• [Task prompt] Your answer must be an exact copy of the records, with no pictures included.

Input data Start Marker

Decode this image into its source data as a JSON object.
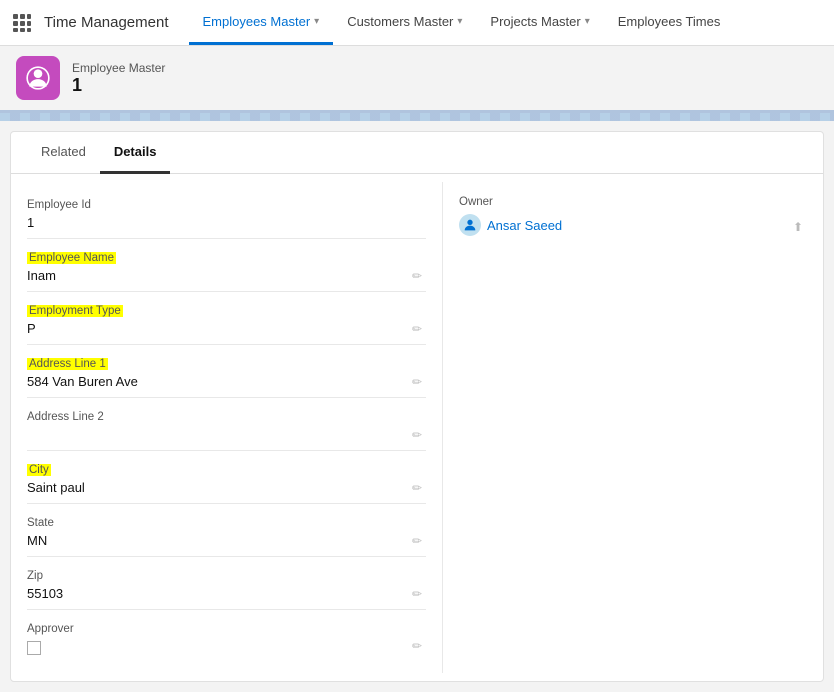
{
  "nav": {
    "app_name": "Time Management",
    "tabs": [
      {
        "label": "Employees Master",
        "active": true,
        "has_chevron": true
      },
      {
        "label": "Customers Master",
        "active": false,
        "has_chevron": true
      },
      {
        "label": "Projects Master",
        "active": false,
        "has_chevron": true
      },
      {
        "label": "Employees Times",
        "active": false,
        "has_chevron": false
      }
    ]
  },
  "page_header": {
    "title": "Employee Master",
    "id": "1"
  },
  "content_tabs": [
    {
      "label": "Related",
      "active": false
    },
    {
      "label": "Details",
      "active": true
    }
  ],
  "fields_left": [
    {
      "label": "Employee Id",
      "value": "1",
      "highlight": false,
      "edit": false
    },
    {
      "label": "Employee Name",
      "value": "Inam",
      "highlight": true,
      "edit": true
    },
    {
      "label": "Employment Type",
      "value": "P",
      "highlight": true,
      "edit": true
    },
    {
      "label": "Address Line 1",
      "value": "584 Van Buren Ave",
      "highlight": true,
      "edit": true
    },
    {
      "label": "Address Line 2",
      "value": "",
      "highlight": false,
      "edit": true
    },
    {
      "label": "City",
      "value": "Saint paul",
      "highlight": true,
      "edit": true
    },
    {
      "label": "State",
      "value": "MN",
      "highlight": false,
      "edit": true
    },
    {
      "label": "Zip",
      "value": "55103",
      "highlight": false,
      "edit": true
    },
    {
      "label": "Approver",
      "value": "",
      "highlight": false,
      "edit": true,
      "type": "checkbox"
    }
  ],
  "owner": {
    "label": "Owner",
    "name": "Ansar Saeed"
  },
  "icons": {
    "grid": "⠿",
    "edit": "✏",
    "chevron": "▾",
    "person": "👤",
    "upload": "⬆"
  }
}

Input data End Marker

• [Answer to this task]
Decode this image into its source data as a JSON object.
{
  "nav": {
    "app_name": "Time Management",
    "tabs": [
      {
        "label": "Employees Master",
        "active": true,
        "has_chevron": true
      },
      {
        "label": "Customers Master",
        "active": false,
        "has_chevron": true
      },
      {
        "label": "Projects Master",
        "active": false,
        "has_chevron": true
      },
      {
        "label": "Employees Times",
        "active": false,
        "has_chevron": false
      }
    ]
  },
  "page_header": {
    "title": "Employee Master",
    "id": "1"
  },
  "content_tabs": [
    {
      "label": "Related",
      "active": false
    },
    {
      "label": "Details",
      "active": true
    }
  ],
  "fields_left": [
    {
      "label": "Employee Id",
      "value": "1",
      "highlight": false,
      "edit": false
    },
    {
      "label": "Employee Name",
      "value": "Inam",
      "highlight": true,
      "edit": true
    },
    {
      "label": "Employment Type",
      "value": "P",
      "highlight": true,
      "edit": true
    },
    {
      "label": "Address Line 1",
      "value": "584 Van Buren Ave",
      "highlight": true,
      "edit": true
    },
    {
      "label": "Address Line 2",
      "value": "",
      "highlight": false,
      "edit": true
    },
    {
      "label": "City",
      "value": "Saint paul",
      "highlight": true,
      "edit": true
    },
    {
      "label": "State",
      "value": "MN",
      "highlight": false,
      "edit": true
    },
    {
      "label": "Zip",
      "value": "55103",
      "highlight": false,
      "edit": true
    },
    {
      "label": "Approver",
      "value": "",
      "highlight": false,
      "edit": true,
      "type": "checkbox"
    }
  ],
  "owner": {
    "label": "Owner",
    "name": "Ansar Saeed"
  },
  "icons": {
    "grid": "⠿",
    "edit": "✏",
    "chevron": "▾",
    "person": "👤",
    "upload": "⬆"
  }
}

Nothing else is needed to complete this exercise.